** Exercise input follows **
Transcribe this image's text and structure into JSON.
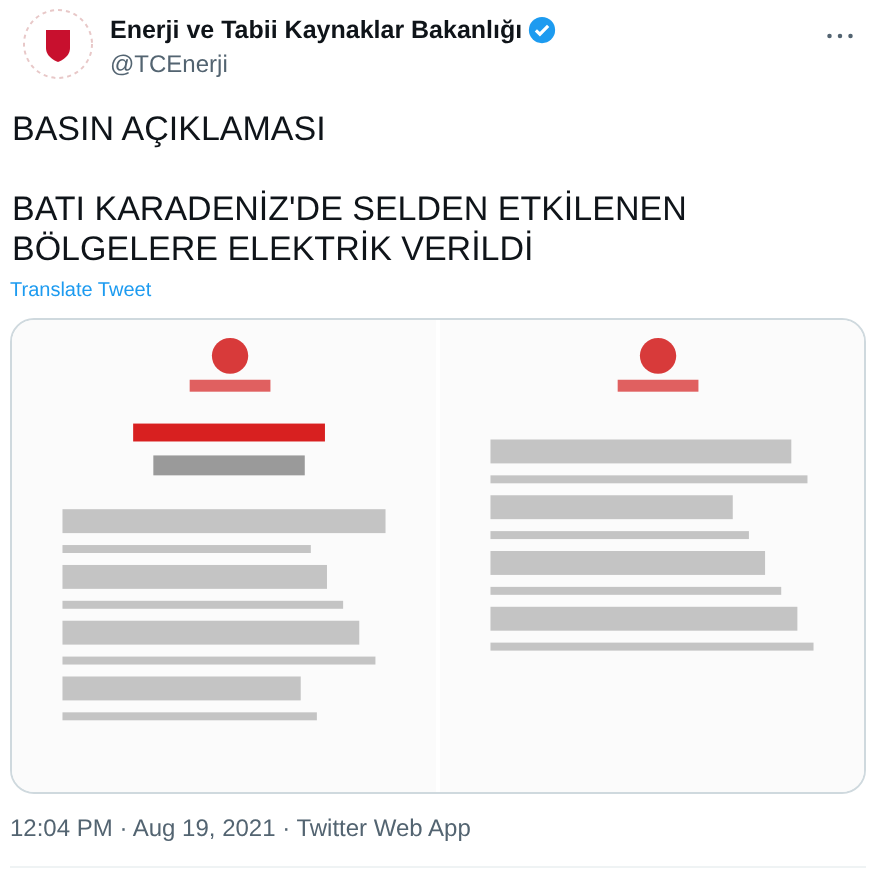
{
  "author": {
    "name": "Enerji ve Tabii Kaynaklar Bakanlığı",
    "verified": true,
    "handle": "@TCEnerji"
  },
  "tweet": {
    "paragraphs": [
      [
        "BASIN AÇIKLAMASI"
      ],
      [
        "BATI KARADENİZ'DE SELDEN ETKİLENEN",
        "BÖLGELERE ELEKTRİK VERİLDİ"
      ]
    ],
    "translate": "Translate Tweet"
  },
  "meta": "12:04 PM · Aug 19, 2021 · Twitter Web App"
}
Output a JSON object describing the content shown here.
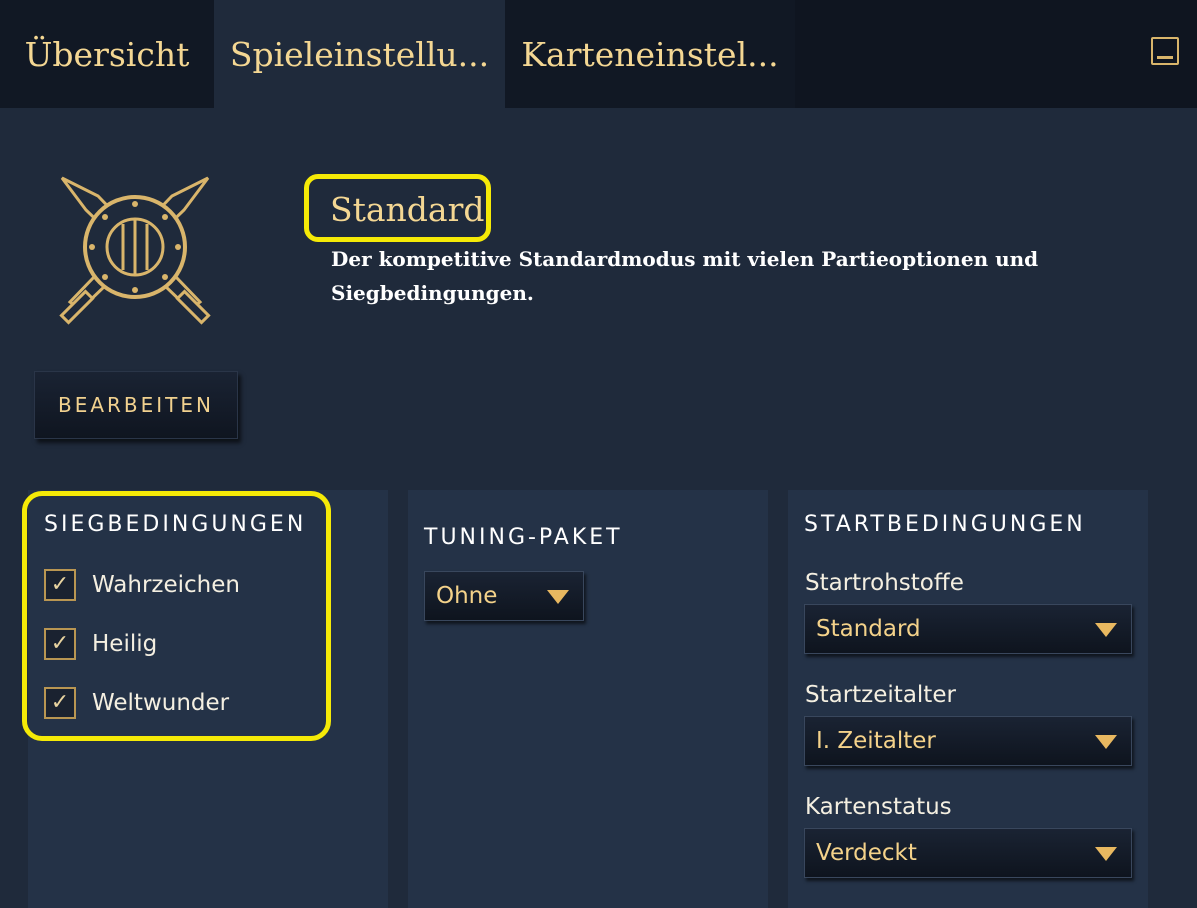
{
  "tabs": [
    {
      "label": "Übersicht"
    },
    {
      "label": "Spieleinstellu..."
    },
    {
      "label": "Karteneinstel..."
    }
  ],
  "mode": {
    "title": "Standard",
    "description": "Der kompetitive Standardmodus mit vielen Partieoptionen und Siegbedingungen.",
    "edit_label": "BEARBEITEN"
  },
  "victory": {
    "title": "SIEGBEDINGUNGEN",
    "items": [
      {
        "label": "Wahrzeichen",
        "checked": true
      },
      {
        "label": "Heilig",
        "checked": true
      },
      {
        "label": "Weltwunder",
        "checked": true
      }
    ]
  },
  "tuning": {
    "title": "TUNING-PAKET",
    "selected": "Ohne"
  },
  "start": {
    "title": "STARTBEDINGUNGEN",
    "resources_label": "Startrohstoffe",
    "resources_value": "Standard",
    "age_label": "Startzeitalter",
    "age_value": "I. Zeitalter",
    "map_label": "Kartenstatus",
    "map_value": "Verdeckt"
  },
  "colors": {
    "background": "#1f2a3b",
    "tabbar": "#0f1520",
    "gold_text": "#f4d793",
    "highlight": "#f5ea07"
  }
}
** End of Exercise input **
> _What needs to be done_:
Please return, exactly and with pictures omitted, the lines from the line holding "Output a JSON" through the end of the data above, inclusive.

> _Exercise response_:
Output a JSON object describing the content shown here.
{
  "tabs": [
    {
      "label": "Übersicht"
    },
    {
      "label": "Spieleinstellu..."
    },
    {
      "label": "Karteneinstel..."
    }
  ],
  "mode": {
    "title": "Standard",
    "description": "Der kompetitive Standardmodus mit vielen Partieoptionen und Siegbedingungen.",
    "edit_label": "BEARBEITEN"
  },
  "victory": {
    "title": "SIEGBEDINGUNGEN",
    "items": [
      {
        "label": "Wahrzeichen",
        "checked": true
      },
      {
        "label": "Heilig",
        "checked": true
      },
      {
        "label": "Weltwunder",
        "checked": true
      }
    ]
  },
  "tuning": {
    "title": "TUNING-PAKET",
    "selected": "Ohne"
  },
  "start": {
    "title": "STARTBEDINGUNGEN",
    "resources_label": "Startrohstoffe",
    "resources_value": "Standard",
    "age_label": "Startzeitalter",
    "age_value": "I. Zeitalter",
    "map_label": "Kartenstatus",
    "map_value": "Verdeckt"
  },
  "colors": {
    "background": "#1f2a3b",
    "tabbar": "#0f1520",
    "gold_text": "#f4d793",
    "highlight": "#f5ea07"
  }
}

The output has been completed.